I was not surprised that also Tom Cruise in the “last Samurai” fell in love with the japanese ritual of bathing, soaking and soothing the body in hot water.
Actually I hear this story all the time, of westerners who visit japan for leisure or business entering reluctantly in an onsen (hot spa) and returning home with the addiction for hot tubs. Soaking is actually so obvious, so natural, it fills up the gap that modern life creates in our lives.
Like the “tea ceremony” or the “ikebana” (flower arrangement) or the sushi, what strikes us westerners is the poetic simplicity and pure beauty of this ritual. Entering in a japanese ofuro (hot tub) is a regenerating experience for both the body and mind and you are never going to forget the first time.
First of all, soaking in 42-43 C (107-109 F) hot water improves blood circulation, skin idratation and the expulsion of toxines from the body. The steam and flowing water originate negative ions with have direct anti-aging effect and are beneficial for relaxing the mind.
There are different types of japanese baths: from the hot springs where you bathe in natural ponds, to modern ceramic or acryl tubs equipped with recirculating systems. A tub relatively unknown in the west is the wooden tub, which combines the advantages of being compact and built with natural material. A wooden bathtub has high thermal insulation and soft touch, moreover it generates a soothing cedar aroma when filled with hot water.

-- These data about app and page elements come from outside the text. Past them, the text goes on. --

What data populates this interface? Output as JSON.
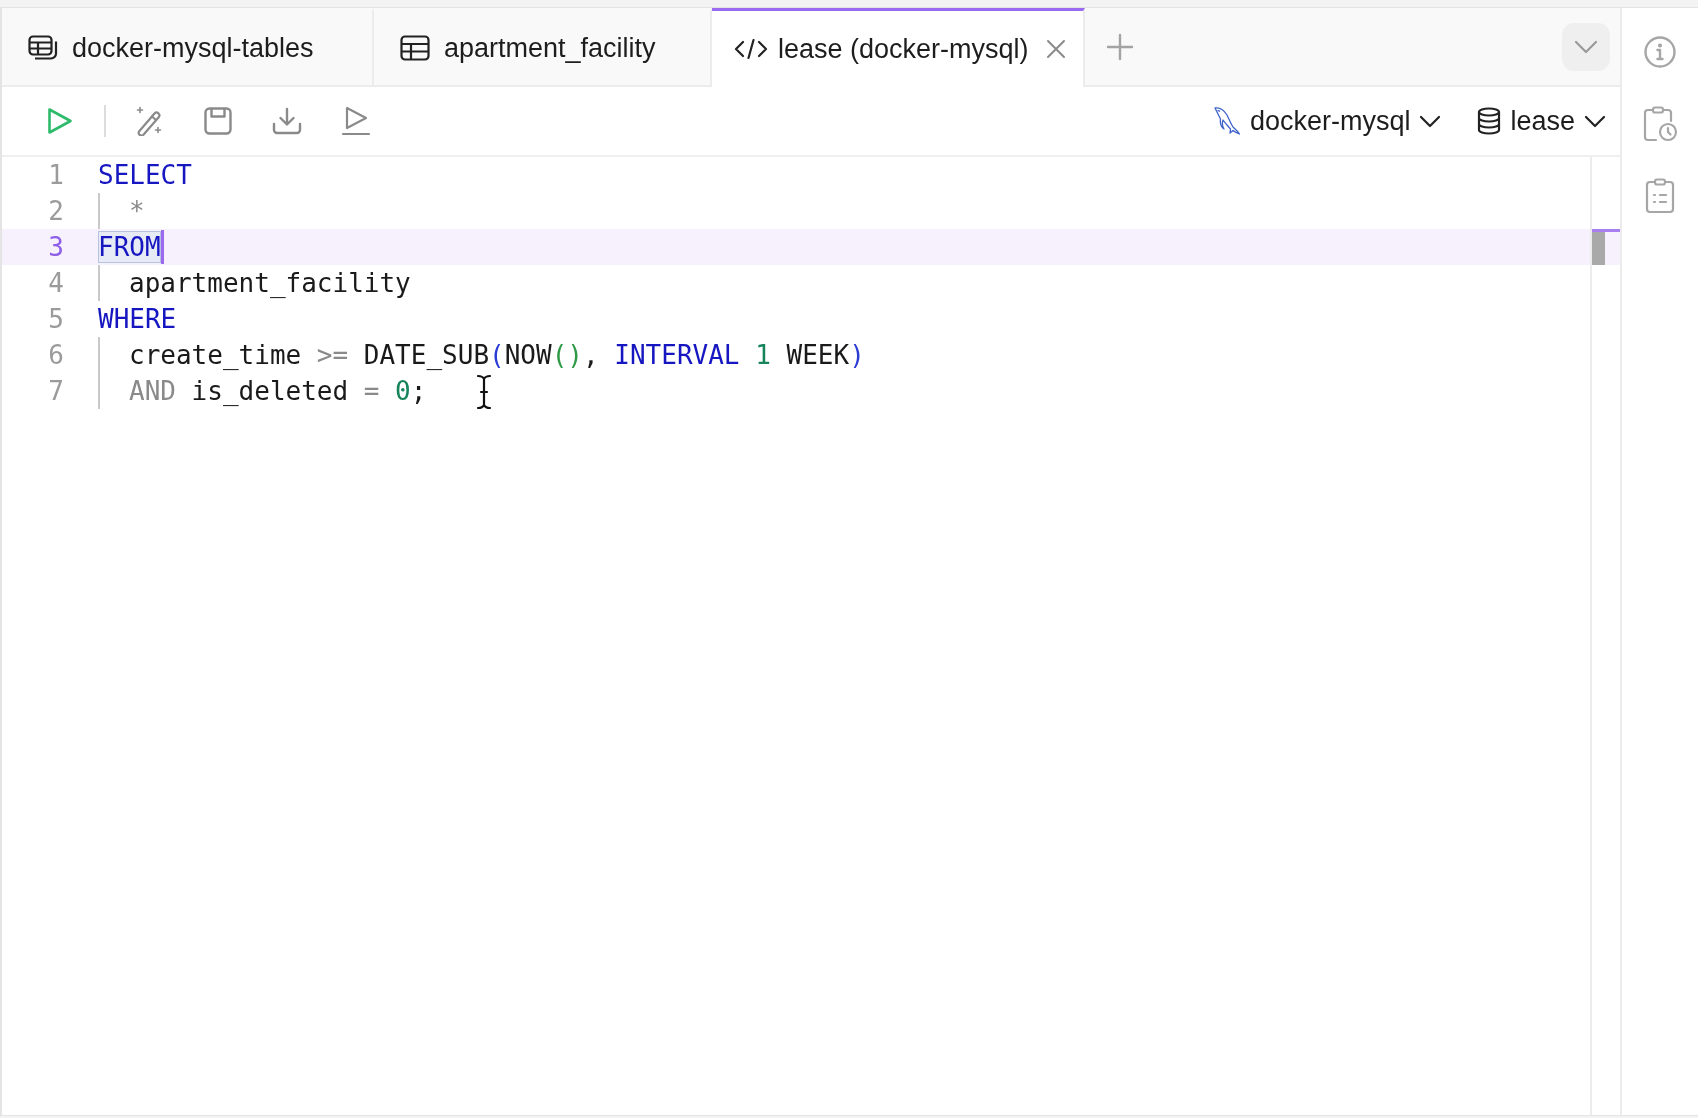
{
  "tabs": [
    {
      "label": "docker-mysql-tables",
      "kind": "tables",
      "selected": false
    },
    {
      "label": "apartment_facility",
      "kind": "table",
      "selected": false
    },
    {
      "label": "lease (docker-mysql)",
      "kind": "query",
      "selected": true
    }
  ],
  "toolbar": {
    "connection": "docker-mysql",
    "database": "lease"
  },
  "editor": {
    "lines": [
      {
        "number": "1",
        "selected": false,
        "highlighted": false,
        "tokens": [
          {
            "text": "SELECT",
            "kind": "keyword"
          }
        ],
        "children": [
          {
            "number": "2",
            "selected": false,
            "highlighted": false,
            "tokens": [
              {
                "text": "*",
                "kind": "operator"
              }
            ]
          }
        ]
      },
      {
        "number": "3",
        "selected": true,
        "highlighted": true,
        "tokens": [
          {
            "text": "FROM",
            "kind": "keyword"
          }
        ],
        "children": [
          {
            "number": "4",
            "selected": false,
            "highlighted": false,
            "tokens": [
              {
                "text": "apartment_facility",
                "kind": "plain"
              }
            ]
          }
        ]
      },
      {
        "number": "5",
        "selected": false,
        "highlighted": false,
        "tokens": [
          {
            "text": "WHERE",
            "kind": "keyword"
          }
        ],
        "children": [
          {
            "number": "6",
            "selected": false,
            "highlighted": false,
            "tokens": [
              {
                "text": "create_time ",
                "kind": "plain"
              },
              {
                "text": ">=",
                "kind": "operator"
              },
              {
                "text": " DATE_SUB",
                "kind": "plain"
              },
              {
                "text": "(",
                "kind": "paren"
              },
              {
                "text": "NOW",
                "kind": "plain"
              },
              {
                "text": "()",
                "kind": "subparen"
              },
              {
                "text": ", ",
                "kind": "plain"
              },
              {
                "text": "INTERVAL",
                "kind": "keyword"
              },
              {
                "text": " 1",
                "kind": "number"
              },
              {
                "text": " WEEK",
                "kind": "plain"
              },
              {
                "text": ")",
                "kind": "paren"
              }
            ]
          },
          {
            "number": "7",
            "selected": false,
            "highlighted": false,
            "tokens": [
              {
                "text": "AND",
                "kind": "operator"
              },
              {
                "text": " is_deleted ",
                "kind": "plain"
              },
              {
                "text": "=",
                "kind": "operator"
              },
              {
                "text": " 0",
                "kind": "number"
              },
              {
                "text": ";",
                "kind": "plain"
              }
            ]
          }
        ]
      }
    ]
  }
}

I read often of so called “japanese tubs” built with inappropriate woods, using mitered joints or other faulty details which will cause poor performance and leaks. I decided to write this short stub to stand up about this point: even if they are becoming trendy, do not mess up with japanese tubs. Please. Some people may like sushi, some people may prefer a steak, but do not say that a steak is a kind of sushi, otherwise communication will lose its effectiveness.
I think that there are many types of deep soaking tubs, many types of ofuro-style tubs etc. Anyway we should be more precise when we talk about a “japanese tub”. First of all, japanese tubs are made in Japan. (aka: Chinese tubs are made in China or american tubs are made in the US). If they are made in wood, they should use only coniferous wood (not teak, mahogany etc.). Then these tubs should be handmade, using techniques of wood joinery derived from traditional ship building. Only these details developed during the centuries guarantee performance, durability and genuinuity.